The Chicago Daily Herald’s article, “Estate planning basics and avoiding probate with a living trust,” explains that the first step in the estate planning process is preparing a list of your assets. You should review the assets you have and how they’re titled. Once you have this set, think about what you want to happen to your assets after you die.
A basic estate plan is going to have a will. This document explains what you want done with your property after your death. A will is filed with the court upon your passing, and the executor of the will distributes your assets according to the will’s terms. Probate is a legal process whereby the courts determine how to distribute assets titled in your name among your heirs. Probate records are public records that anyone can access. The process takes approximately four to six months at a minimum, although it can often take longer. Probate is frequently required, if the total value of the probate assets exceeds a set amount, or if there is any real estate.
Assets that are held individually with no named beneficiary will go through probate. However, not all assets must go through probate. Qualified assets, such as life insurance, annuities, IRAs, and 401(k)s with named beneficiaries, will go directly to those named beneficiary(s) and will avoid probate. Those assets that have a payable on death or transfer on death designation will also pass directly to the named beneficiary(s) and avoid probate. This could be a checking or savings account. Finally, assets that are held jointly with rights of survivorship will go to the survivor. This is commonly the family home.
A Living Trust
Another option, if you’d like to keep your affairs private and have your assets pass to the intended beneficiaries without probate, is to consider a living trust as part of your estate plan. A living trust, like your will, is also a document that states where you want your assets to go after you pass.

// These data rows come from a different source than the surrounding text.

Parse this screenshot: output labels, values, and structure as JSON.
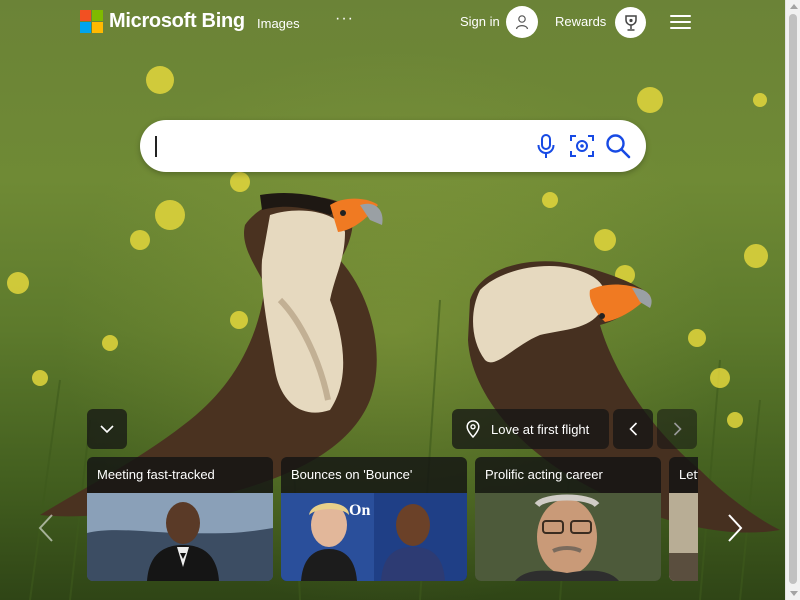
{
  "header": {
    "logo_text": "Microsoft Bing",
    "logo_colors": [
      "#f25022",
      "#7fba00",
      "#00a4ef",
      "#ffb900"
    ],
    "nav_images": "Images",
    "nav_more": "···",
    "signin": "Sign in",
    "rewards": "Rewards"
  },
  "search": {
    "value": "",
    "placeholder": "",
    "icons": [
      "microphone-icon",
      "visual-search-icon",
      "search-icon"
    ],
    "accent": "#174ae4"
  },
  "image_info": {
    "title": "Love at first flight",
    "icon": "location-pin-icon"
  },
  "cards": [
    {
      "title": "Meeting fast-tracked"
    },
    {
      "title": "Bounces on 'Bounce'"
    },
    {
      "title": "Prolific acting career"
    },
    {
      "title": "Lett"
    }
  ]
}
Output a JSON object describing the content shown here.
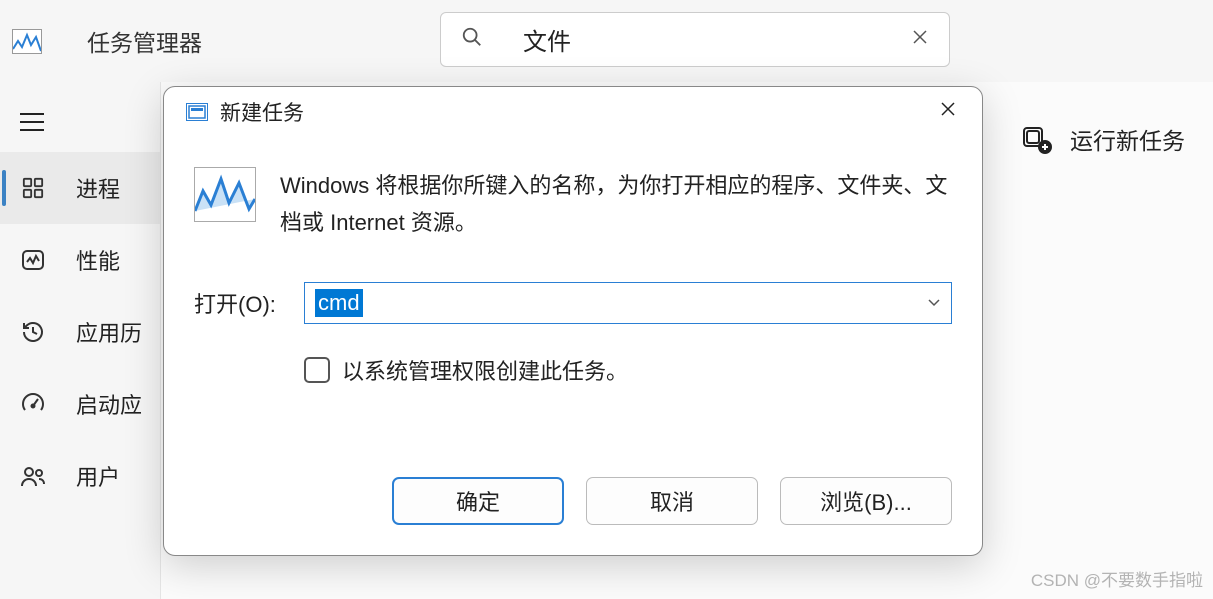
{
  "header": {
    "app_title": "任务管理器",
    "search_value": "文件"
  },
  "sidebar": {
    "items": [
      {
        "label": "进程"
      },
      {
        "label": "性能"
      },
      {
        "label": "应用历"
      },
      {
        "label": "启动应"
      },
      {
        "label": "用户"
      }
    ]
  },
  "main": {
    "run_new_task_label": "运行新任务"
  },
  "dialog": {
    "title": "新建任务",
    "description": "Windows 将根据你所键入的名称，为你打开相应的程序、文件夹、文档或 Internet 资源。",
    "open_label": "打开(O):",
    "open_value": "cmd",
    "admin_label": "以系统管理权限创建此任务。",
    "buttons": {
      "ok": "确定",
      "cancel": "取消",
      "browse": "浏览(B)..."
    }
  },
  "watermark": "CSDN @不要数手指啦"
}
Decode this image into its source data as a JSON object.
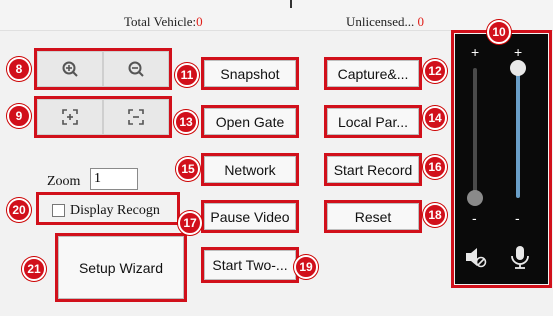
{
  "header": {
    "total_vehicle_label": "Total Vehicle:",
    "total_vehicle_value": "0",
    "unlicensed_label": "Unlicensed...",
    "unlicensed_value": "0"
  },
  "zoom": {
    "label": "Zoom",
    "value": "1"
  },
  "display_recognition": {
    "label": "Display Recogn",
    "checked": false
  },
  "buttons": {
    "snapshot": "Snapshot",
    "capture": "Capture&...",
    "open_gate": "Open Gate",
    "local_param": "Local Par...",
    "network": "Network",
    "start_record": "Start Record",
    "pause_video": "Pause Video",
    "reset": "Reset",
    "start_two_way": "Start Two-...",
    "setup_wizard": "Setup Wizard"
  },
  "icons": {
    "zoom_in": "zoom-in-icon",
    "zoom_out": "zoom-out-icon",
    "expand": "expand-icon",
    "shrink": "shrink-icon",
    "speaker_mute": "speaker-mute-icon",
    "microphone": "microphone-icon"
  },
  "volume": {
    "speaker_plus": "+",
    "speaker_minus": "-",
    "mic_plus": "+",
    "mic_minus": "-",
    "speaker_level": 0.0,
    "mic_level": 1.0
  },
  "annotations": [
    "8",
    "9",
    "10",
    "11",
    "12",
    "13",
    "14",
    "15",
    "16",
    "17",
    "18",
    "19",
    "20",
    "21"
  ],
  "colors": {
    "accent_red": "#d1101b",
    "side_panel": "#0a0a0a",
    "slider_blue": "#6a9fc8"
  }
}
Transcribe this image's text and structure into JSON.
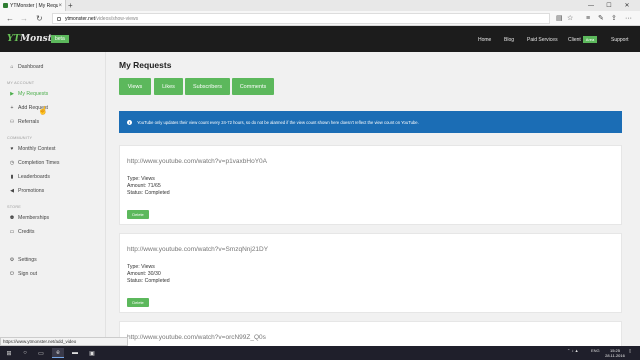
{
  "browser": {
    "tab_title": "YTMonster | My Reques",
    "tab_close": "×",
    "new_tab": "+",
    "window_controls": [
      "—",
      "☐",
      "✕"
    ],
    "url_host": "ytmonster.net",
    "url_path": "/videos/show-views",
    "nav_back": "←",
    "nav_forward": "→",
    "nav_reload": "↻",
    "status_url": "https://www.ytmonster.net/add_video",
    "tool_icons": [
      "reading-view-icon",
      "favorites-star-icon",
      "hub-icon",
      "pen-icon",
      "share-icon",
      "more-icon"
    ]
  },
  "header": {
    "logo_prefix": "YT",
    "logo_suffix": "Monster",
    "beta": "beta",
    "nav": [
      "Home",
      "Blog",
      "Paid Services",
      "Client",
      "Support"
    ],
    "client_badge": "Area"
  },
  "sidebar": {
    "dashboard": "Dashboard",
    "section_account": "MY ACCOUNT",
    "my_requests": "My Requests",
    "add_request": "Add Request",
    "referrals": "Referrals",
    "section_community": "COMMUNITY",
    "monthly_contest": "Monthly Contest",
    "completion_times": "Completion Times",
    "leaderboards": "Leaderboards",
    "promotions": "Promotions",
    "section_store": "STORE",
    "memberships": "Memberships",
    "credits": "Credits",
    "settings": "Settings",
    "sign_out": "Sign out"
  },
  "main": {
    "title": "My Requests",
    "filters": [
      "Views",
      "Likes",
      "Subscribers",
      "Comments"
    ],
    "info": "YouTube only updates their view count every 24-72 hours, so do not be alarmed if the view count shown here doesn't reflect the view count on YouTube.",
    "delete_label": "Delete",
    "requests": [
      {
        "url": "http://www.youtube.com/watch?v=p1vaxbHoY0A",
        "type": "Type: Views",
        "amount": "Amount: 71/65",
        "status": "Status: Completed"
      },
      {
        "url": "http://www.youtube.com/watch?v=SmzqNnj21DY",
        "type": "Type: Views",
        "amount": "Amount: 30/30",
        "status": "Status: Completed"
      },
      {
        "url": "http://www.youtube.com/watch?v=orcN99Z_Q0s"
      }
    ]
  },
  "taskbar": {
    "tray": "ENG",
    "time": "15:25",
    "date": "28.11.2016"
  }
}
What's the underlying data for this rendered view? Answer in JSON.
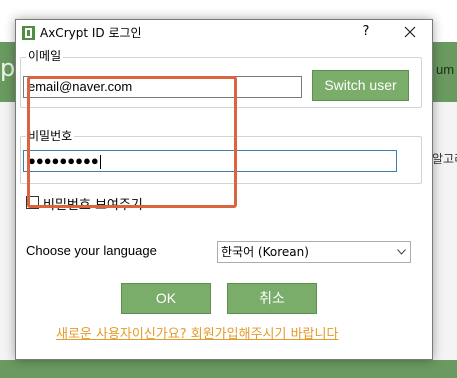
{
  "background_app": {
    "left_fragment": "p",
    "right_fragment": "um",
    "right_text_fragment": "알고리"
  },
  "dialog": {
    "title": "AxCrypt ID 로그인",
    "help_label": "?",
    "close_label": "✕"
  },
  "email_group": {
    "label": "이메일",
    "value": "email@naver.com",
    "switch_user_label": "Switch user"
  },
  "password_group": {
    "label": "비밀번호",
    "masked_value": "●●●●●●●●●"
  },
  "show_password": {
    "label": "비밀번호 보여주기",
    "checked": false
  },
  "language": {
    "label": "Choose your language",
    "selected": "한국어 (Korean)"
  },
  "buttons": {
    "ok_label": "OK",
    "cancel_label": "취소"
  },
  "signup_link": "새로운 사용자이신가요? 회원가입해주시기 바랍니다",
  "colors": {
    "accent_green": "#7aad6a",
    "highlight_orange": "#d9643d",
    "link_orange": "#e39c2a"
  }
}
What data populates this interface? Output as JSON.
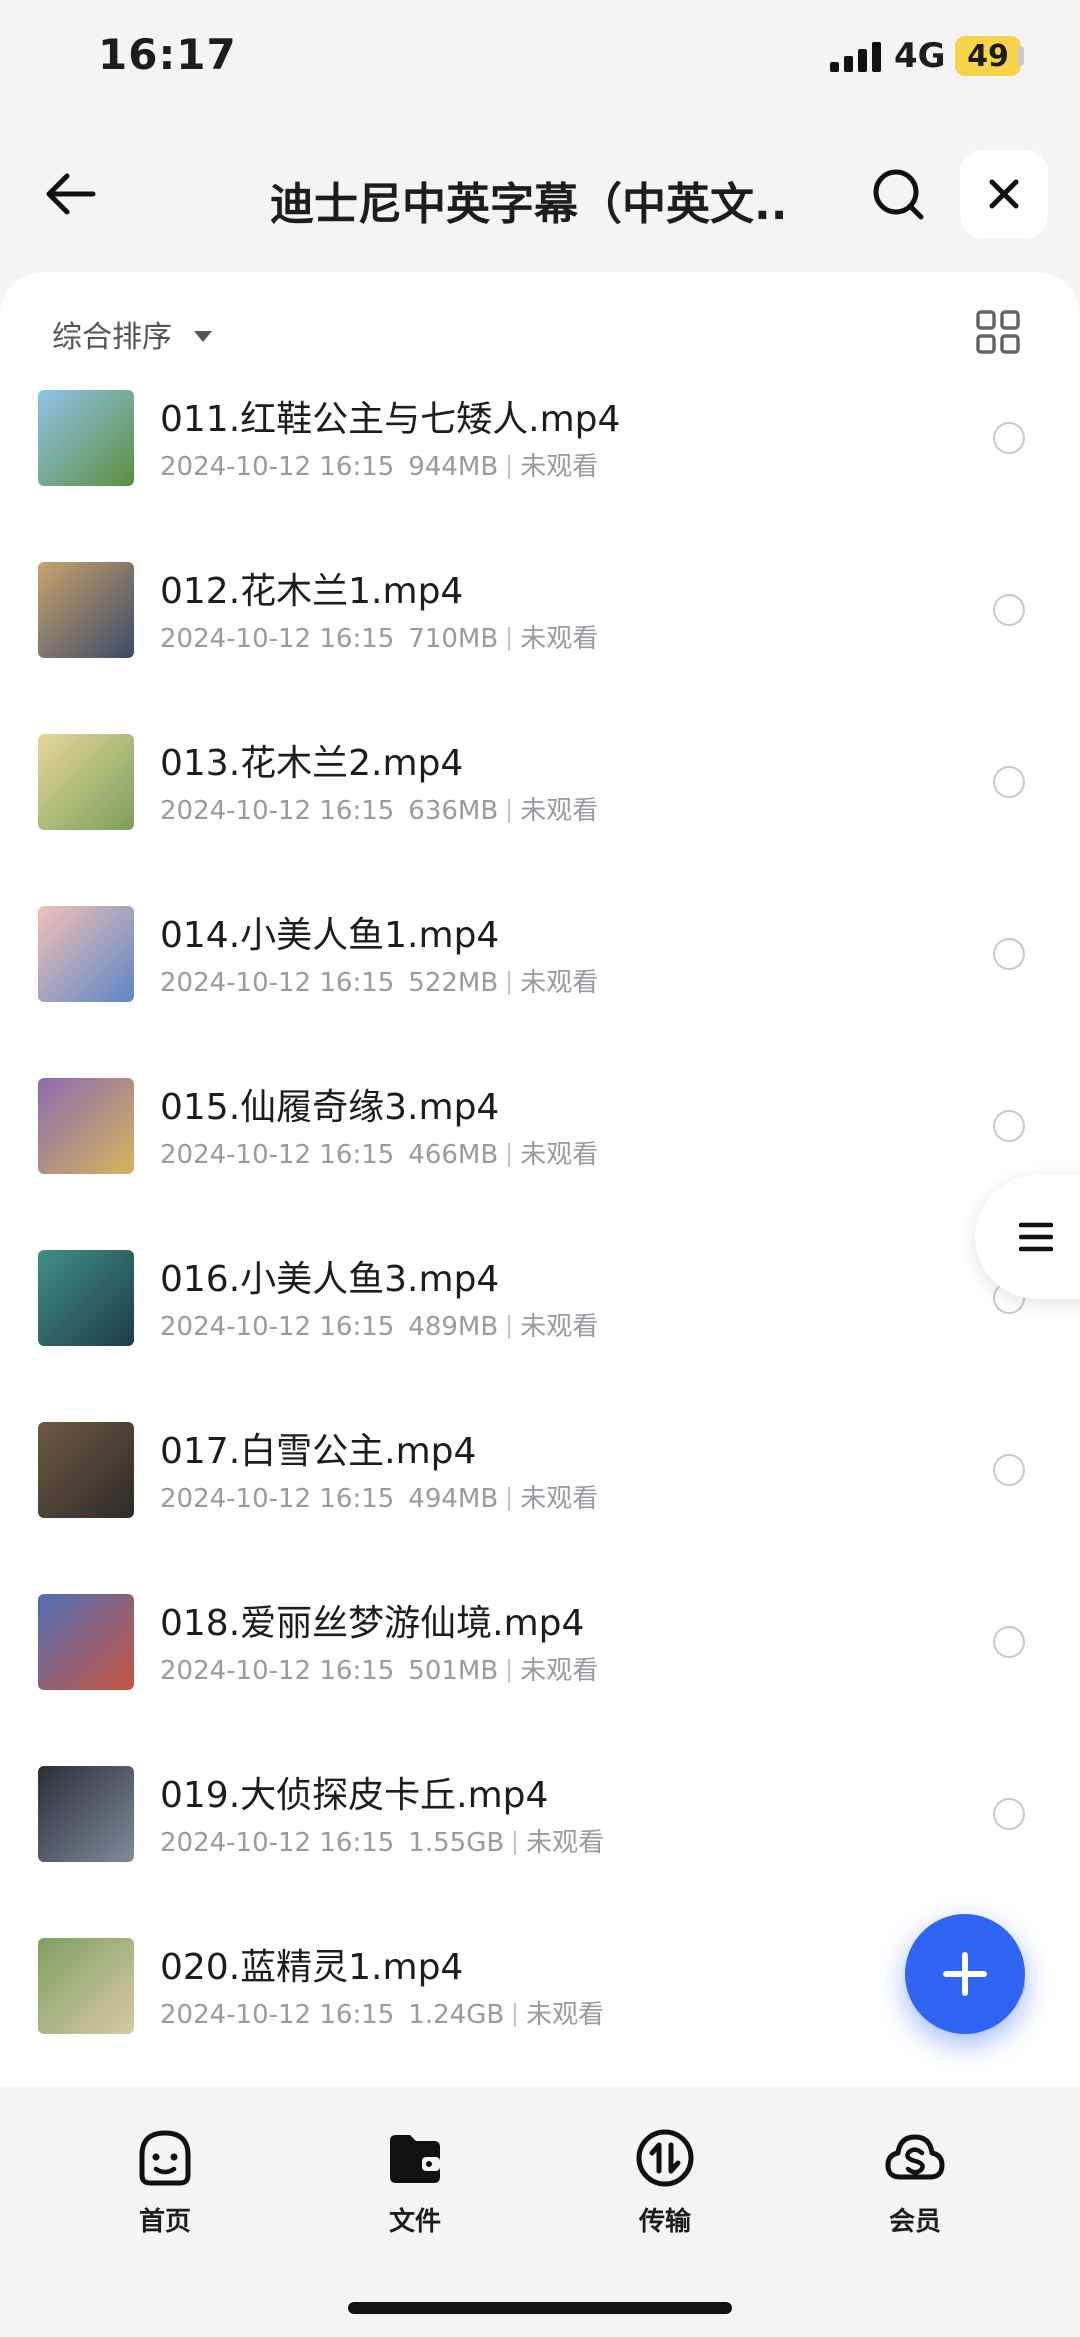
{
  "status_bar": {
    "time": "16:17",
    "network": "4G",
    "battery": "49"
  },
  "header": {
    "title": "迪士尼中英字幕（中英文..."
  },
  "toolbar": {
    "sort_label": "综合排序"
  },
  "files": [
    {
      "name": "011.红鞋公主与七矮人.mp4",
      "date": "2024-10-12 16:15",
      "size": "944MB",
      "status": "未观看",
      "thumb_colors": [
        "#8fc3e8",
        "#5e8f3f"
      ]
    },
    {
      "name": "012.花木兰1.mp4",
      "date": "2024-10-12 16:15",
      "size": "710MB",
      "status": "未观看",
      "thumb_colors": [
        "#c9a36a",
        "#3a4b6a"
      ]
    },
    {
      "name": "013.花木兰2.mp4",
      "date": "2024-10-12 16:15",
      "size": "636MB",
      "status": "未观看",
      "thumb_colors": [
        "#e6d79a",
        "#7aa05a"
      ]
    },
    {
      "name": "014.小美人鱼1.mp4",
      "date": "2024-10-12 16:15",
      "size": "522MB",
      "status": "未观看",
      "thumb_colors": [
        "#f1c1b4",
        "#5b86c9"
      ]
    },
    {
      "name": "015.仙履奇缘3.mp4",
      "date": "2024-10-12 16:15",
      "size": "466MB",
      "status": "未观看",
      "thumb_colors": [
        "#8a6bb0",
        "#d7b45a"
      ]
    },
    {
      "name": "016.小美人鱼3.mp4",
      "date": "2024-10-12 16:15",
      "size": "489MB",
      "status": "未观看",
      "thumb_colors": [
        "#3f8f86",
        "#1f3b49"
      ]
    },
    {
      "name": "017.白雪公主.mp4",
      "date": "2024-10-12 16:15",
      "size": "494MB",
      "status": "未观看",
      "thumb_colors": [
        "#6d5a42",
        "#2d2a26"
      ]
    },
    {
      "name": "018.爱丽丝梦游仙境.mp4",
      "date": "2024-10-12 16:15",
      "size": "501MB",
      "status": "未观看",
      "thumb_colors": [
        "#4f6fb8",
        "#c8553f"
      ]
    },
    {
      "name": "019.大侦探皮卡丘.mp4",
      "date": "2024-10-12 16:15",
      "size": "1.55GB",
      "status": "未观看",
      "thumb_colors": [
        "#2b2f38",
        "#7d8c9c"
      ]
    },
    {
      "name": "020.蓝精灵1.mp4",
      "date": "2024-10-12 16:15",
      "size": "1.24GB",
      "status": "未观看",
      "thumb_colors": [
        "#7ca060",
        "#d9c8a8"
      ]
    }
  ],
  "nav": {
    "home": "首页",
    "files": "文件",
    "transfer": "传输",
    "vip": "会员"
  },
  "colors": {
    "accent": "#2f64f5",
    "battery": "#f7d34a",
    "background": "#f4f4f6"
  }
}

A few of the benefits of a living trust include privacy, the ability to entrust a family member, friend, or corporate trustee to distribute your assets after you die, rather than a probate judge, and saving time, money, and headaches when it is time to distribute assets after your death.
Reference: (Chicago) Daily Herald (December 22, 2016) “Estate planning basics and avoiding probate with a living trust”